Task to carry out
Write back every record verbatim.

Given entries
:::::

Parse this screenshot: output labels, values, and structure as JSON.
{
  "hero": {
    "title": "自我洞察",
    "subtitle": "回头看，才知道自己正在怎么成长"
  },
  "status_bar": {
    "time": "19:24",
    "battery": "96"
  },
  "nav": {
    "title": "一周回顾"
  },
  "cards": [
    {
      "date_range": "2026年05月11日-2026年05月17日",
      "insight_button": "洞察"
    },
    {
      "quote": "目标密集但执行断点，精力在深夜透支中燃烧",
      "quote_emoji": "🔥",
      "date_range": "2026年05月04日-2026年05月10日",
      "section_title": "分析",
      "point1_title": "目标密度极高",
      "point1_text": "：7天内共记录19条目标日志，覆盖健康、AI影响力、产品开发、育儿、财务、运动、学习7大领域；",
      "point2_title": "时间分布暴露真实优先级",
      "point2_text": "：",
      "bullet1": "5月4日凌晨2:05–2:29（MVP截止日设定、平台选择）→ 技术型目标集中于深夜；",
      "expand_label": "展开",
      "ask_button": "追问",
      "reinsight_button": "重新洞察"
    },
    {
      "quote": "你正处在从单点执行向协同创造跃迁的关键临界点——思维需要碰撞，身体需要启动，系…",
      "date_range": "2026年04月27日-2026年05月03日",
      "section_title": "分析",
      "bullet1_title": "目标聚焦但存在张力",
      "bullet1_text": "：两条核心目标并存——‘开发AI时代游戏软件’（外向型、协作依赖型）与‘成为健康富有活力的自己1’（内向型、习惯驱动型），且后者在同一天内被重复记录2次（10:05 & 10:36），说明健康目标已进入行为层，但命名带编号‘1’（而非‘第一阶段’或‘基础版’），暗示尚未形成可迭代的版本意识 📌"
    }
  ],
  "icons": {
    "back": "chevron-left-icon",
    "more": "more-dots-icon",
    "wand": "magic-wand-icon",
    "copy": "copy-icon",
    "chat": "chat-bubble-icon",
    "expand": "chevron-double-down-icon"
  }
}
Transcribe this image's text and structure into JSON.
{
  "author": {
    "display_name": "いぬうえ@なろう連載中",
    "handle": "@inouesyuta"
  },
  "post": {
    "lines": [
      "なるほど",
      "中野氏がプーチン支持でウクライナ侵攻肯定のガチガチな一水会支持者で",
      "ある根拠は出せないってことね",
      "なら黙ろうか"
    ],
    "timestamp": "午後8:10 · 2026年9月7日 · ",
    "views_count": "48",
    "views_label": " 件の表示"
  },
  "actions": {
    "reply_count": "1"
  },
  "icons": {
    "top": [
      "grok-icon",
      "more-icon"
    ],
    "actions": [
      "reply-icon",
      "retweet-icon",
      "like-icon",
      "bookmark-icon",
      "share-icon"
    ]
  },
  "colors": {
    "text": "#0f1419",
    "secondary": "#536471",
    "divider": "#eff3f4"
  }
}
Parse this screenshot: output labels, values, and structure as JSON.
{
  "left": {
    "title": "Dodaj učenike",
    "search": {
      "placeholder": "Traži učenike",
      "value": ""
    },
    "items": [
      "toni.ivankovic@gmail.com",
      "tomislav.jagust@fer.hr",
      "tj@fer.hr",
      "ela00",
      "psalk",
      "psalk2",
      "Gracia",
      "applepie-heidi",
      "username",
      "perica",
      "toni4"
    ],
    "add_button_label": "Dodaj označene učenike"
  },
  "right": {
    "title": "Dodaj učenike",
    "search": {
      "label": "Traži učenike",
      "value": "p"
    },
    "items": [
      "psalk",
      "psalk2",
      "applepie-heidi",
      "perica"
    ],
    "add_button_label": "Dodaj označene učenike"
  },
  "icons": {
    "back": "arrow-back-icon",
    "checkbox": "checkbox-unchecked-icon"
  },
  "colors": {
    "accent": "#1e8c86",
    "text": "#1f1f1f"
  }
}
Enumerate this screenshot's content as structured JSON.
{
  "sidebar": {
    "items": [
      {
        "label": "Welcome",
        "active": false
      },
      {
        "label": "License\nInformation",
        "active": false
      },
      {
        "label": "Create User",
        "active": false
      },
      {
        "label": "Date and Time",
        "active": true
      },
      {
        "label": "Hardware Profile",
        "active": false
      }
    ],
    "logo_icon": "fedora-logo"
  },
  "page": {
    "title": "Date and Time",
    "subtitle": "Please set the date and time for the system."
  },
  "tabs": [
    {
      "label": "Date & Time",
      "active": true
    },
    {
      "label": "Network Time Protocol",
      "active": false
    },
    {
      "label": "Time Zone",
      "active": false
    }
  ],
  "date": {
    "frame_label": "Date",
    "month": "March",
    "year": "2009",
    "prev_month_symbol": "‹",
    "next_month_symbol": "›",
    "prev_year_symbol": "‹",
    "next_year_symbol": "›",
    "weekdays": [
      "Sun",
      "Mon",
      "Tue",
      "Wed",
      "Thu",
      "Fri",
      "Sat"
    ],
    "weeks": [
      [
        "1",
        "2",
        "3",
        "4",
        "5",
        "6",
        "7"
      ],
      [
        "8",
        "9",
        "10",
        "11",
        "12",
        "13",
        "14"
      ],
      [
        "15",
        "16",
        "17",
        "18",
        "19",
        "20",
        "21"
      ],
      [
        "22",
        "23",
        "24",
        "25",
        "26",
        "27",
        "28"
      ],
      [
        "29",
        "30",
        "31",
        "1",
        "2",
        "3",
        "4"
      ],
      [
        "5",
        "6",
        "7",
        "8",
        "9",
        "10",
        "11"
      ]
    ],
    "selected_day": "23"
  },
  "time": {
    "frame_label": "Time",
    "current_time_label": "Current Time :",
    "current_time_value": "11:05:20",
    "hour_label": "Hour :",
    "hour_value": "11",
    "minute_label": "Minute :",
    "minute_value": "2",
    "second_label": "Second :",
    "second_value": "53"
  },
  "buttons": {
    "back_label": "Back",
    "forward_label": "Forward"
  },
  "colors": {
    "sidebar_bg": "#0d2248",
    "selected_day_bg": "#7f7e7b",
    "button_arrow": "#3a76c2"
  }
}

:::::

Task result
Parse this screenshot: output labels, values, and structure as JSON.
{
  "hero": {
    "title": "自我洞察",
    "subtitle": "回头看，才知道自己正在怎么成长"
  },
  "status_bar": {
    "time": "19:24",
    "battery": "96"
  },
  "nav": {
    "title": "一周回顾"
  },
  "cards": [
    {
      "date_range": "2026年05月11日-2026年05月17日",
      "insight_button": "洞察"
    },
    {
      "quote": "目标密集但执行断点，精力在深夜透支中燃烧",
      "quote_emoji": "🔥",
      "date_range": "2026年05月04日-2026年05月10日",
      "section_title": "分析",
      "point1_title": "目标密度极高",
      "point1_text": "：7天内共记录19条目标日志，覆盖健康、AI影响力、产品开发、育儿、财务、运动、学习7大领域；",
      "point2_title": "时间分布暴露真实优先级",
      "point2_text": "：",
      "bullet1": "5月4日凌晨2:05–2:29（MVP截止日设定、平台选择）→ 技术型目标集中于深夜；",
      "expand_label": "展开",
      "ask_button": "追问",
      "reinsight_button": "重新洞察"
    },
    {
      "quote": "你正处在从单点执行向协同创造跃迁的关键临界点——思维需要碰撞，身体需要启动，系…",
      "date_range": "2026年04月27日-2026年05月03日",
      "section_title": "分析",
      "bullet1_title": "目标聚焦但存在张力",
      "bullet1_text": "：两条核心目标并存——‘开发AI时代游戏软件’（外向型、协作依赖型）与‘成为健康富有活力的自己1’（内向型、习惯驱动型），且后者在同一天内被重复记录2次（10:05 & 10:36），说明健康目标已进入行为层，但命名带编号‘1’（而非‘第一阶段’或‘基础版’），暗示尚未形成可迭代的版本意识 📌"
    }
  ],
  "icons": {
    "back": "chevron-left-icon",
    "more": "more-dots-icon",
    "wand": "magic-wand-icon",
    "copy": "copy-icon",
    "chat": "chat-bubble-icon",
    "expand": "chevron-double-down-icon"
  }
}
Transcribe this image's text and structure into JSON.
{
  "author": {
    "display_name": "いぬうえ@なろう連載中",
    "handle": "@inouesyuta"
  },
  "post": {
    "lines": [
      "なるほど",
      "中野氏がプーチン支持でウクライナ侵攻肯定のガチガチな一水会支持者で",
      "ある根拠は出せないってことね",
      "なら黙ろうか"
    ],
    "timestamp": "午後8:10 · 2026年9月7日 · ",
    "views_count": "48",
    "views_label": " 件の表示"
  },
  "actions": {
    "reply_count": "1"
  },
  "icons": {
    "top": [
      "grok-icon",
      "more-icon"
    ],
    "actions": [
      "reply-icon",
      "retweet-icon",
      "like-icon",
      "bookmark-icon",
      "share-icon"
    ]
  },
  "colors": {
    "text": "#0f1419",
    "secondary": "#536471",
    "divider": "#eff3f4"
  }
}
Parse this screenshot: output labels, values, and structure as JSON.
{
  "left": {
    "title": "Dodaj učenike",
    "search": {
      "placeholder": "Traži učenike",
      "value": ""
    },
    "items": [
      "toni.ivankovic@gmail.com",
      "tomislav.jagust@fer.hr",
      "tj@fer.hr",
      "ela00",
      "psalk",
      "psalk2",
      "Gracia",
      "applepie-heidi",
      "username",
      "perica",
      "toni4"
    ],
    "add_button_label": "Dodaj označene učenike"
  },
  "right": {
    "title": "Dodaj učenike",
    "search": {
      "label": "Traži učenike",
      "value": "p"
    },
    "items": [
      "psalk",
      "psalk2",
      "applepie-heidi",
      "perica"
    ],
    "add_button_label": "Dodaj označene učenike"
  },
  "icons": {
    "back": "arrow-back-icon",
    "checkbox": "checkbox-unchecked-icon"
  },
  "colors": {
    "accent": "#1e8c86",
    "text": "#1f1f1f"
  }
}
Enumerate this screenshot's content as structured JSON.
{
  "sidebar": {
    "items": [
      {
        "label": "Welcome",
        "active": false
      },
      {
        "label": "License\nInformation",
        "active": false
      },
      {
        "label": "Create User",
        "active": false
      },
      {
        "label": "Date and Time",
        "active": true
      },
      {
        "label": "Hardware Profile",
        "active": false
      }
    ],
    "logo_icon": "fedora-logo"
  },
  "page": {
    "title": "Date and Time",
    "subtitle": "Please set the date and time for the system."
  },
  "tabs": [
    {
      "label": "Date & Time",
      "active": true
    },
    {
      "label": "Network Time Protocol",
      "active": false
    },
    {
      "label": "Time Zone",
      "active": false
    }
  ],
  "date": {
    "frame_label": "Date",
    "month": "March",
    "year": "2009",
    "prev_month_symbol": "‹",
    "next_month_symbol": "›",
    "prev_year_symbol": "‹",
    "next_year_symbol": "›",
    "weekdays": [
      "Sun",
      "Mon",
      "Tue",
      "Wed",
      "Thu",
      "Fri",
      "Sat"
    ],
    "weeks": [
      [
        "1",
        "2",
        "3",
        "4",
        "5",
        "6",
        "7"
      ],
      [
        "8",
        "9",
        "10",
        "11",
        "12",
        "13",
        "14"
      ],
      [
        "15",
        "16",
        "17",
        "18",
        "19",
        "20",
        "21"
      ],
      [
        "22",
        "23",
        "24",
        "25",
        "26",
        "27",
        "28"
      ],
      [
        "29",
        "30",
        "31",
        "1",
        "2",
        "3",
        "4"
      ],
      [
        "5",
        "6",
        "7",
        "8",
        "9",
        "10",
        "11"
      ]
    ],
    "selected_day": "23"
  },
  "time": {
    "frame_label": "Time",
    "current_time_label": "Current Time :",
    "current_time_value": "11:05:20",
    "hour_label": "Hour :",
    "hour_value": "11",
    "minute_label": "Minute :",
    "minute_value": "2",
    "second_label": "Second :",
    "second_value": "53"
  },
  "buttons": {
    "back_label": "Back",
    "forward_label": "Forward"
  },
  "colors": {
    "sidebar_bg": "#0d2248",
    "selected_day_bg": "#7f7e7b",
    "button_arrow": "#3a76c2"
  }
}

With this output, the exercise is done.